[What is expected] Below is a set of records, and all of them should be retyped exactly, minus the pictures.
Data for processing section start
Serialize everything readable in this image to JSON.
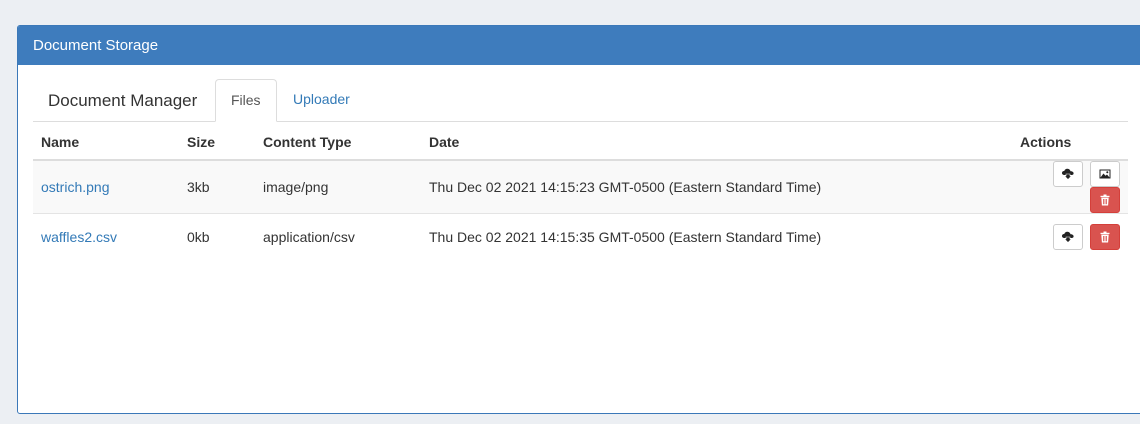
{
  "panel": {
    "title": "Document Storage"
  },
  "manager": {
    "title": "Document Manager",
    "tabs": [
      {
        "label": "Files",
        "active": true
      },
      {
        "label": "Uploader",
        "active": false
      }
    ]
  },
  "table": {
    "columns": [
      "Name",
      "Size",
      "Content Type",
      "Date",
      "Actions"
    ],
    "rows": [
      {
        "name": "ostrich.png",
        "size": "3kb",
        "content_type": "image/png",
        "date": "Thu Dec 02 2021 14:15:23 GMT-0500 (Eastern Standard Time)",
        "actions": [
          "download-icon",
          "image-icon",
          "trash-icon"
        ]
      },
      {
        "name": "waffles2.csv",
        "size": "0kb",
        "content_type": "application/csv",
        "date": "Thu Dec 02 2021 14:15:35 GMT-0500 (Eastern Standard Time)",
        "actions": [
          "download-icon",
          "trash-icon"
        ]
      }
    ]
  },
  "colors": {
    "header_bg": "#3e7cbd",
    "link": "#337ab7",
    "danger": "#d9534f"
  }
}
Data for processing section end
[Written response]
Serialize everything readable in this image to JSON.
{
  "panel": {
    "title": "Document Storage"
  },
  "manager": {
    "title": "Document Manager",
    "tabs": [
      {
        "label": "Files",
        "active": true
      },
      {
        "label": "Uploader",
        "active": false
      }
    ]
  },
  "table": {
    "columns": [
      "Name",
      "Size",
      "Content Type",
      "Date",
      "Actions"
    ],
    "rows": [
      {
        "name": "ostrich.png",
        "size": "3kb",
        "content_type": "image/png",
        "date": "Thu Dec 02 2021 14:15:23 GMT-0500 (Eastern Standard Time)",
        "actions": [
          "download-icon",
          "image-icon",
          "trash-icon"
        ]
      },
      {
        "name": "waffles2.csv",
        "size": "0kb",
        "content_type": "application/csv",
        "date": "Thu Dec 02 2021 14:15:35 GMT-0500 (Eastern Standard Time)",
        "actions": [
          "download-icon",
          "trash-icon"
        ]
      }
    ]
  },
  "colors": {
    "header_bg": "#3e7cbd",
    "link": "#337ab7",
    "danger": "#d9534f"
  }
}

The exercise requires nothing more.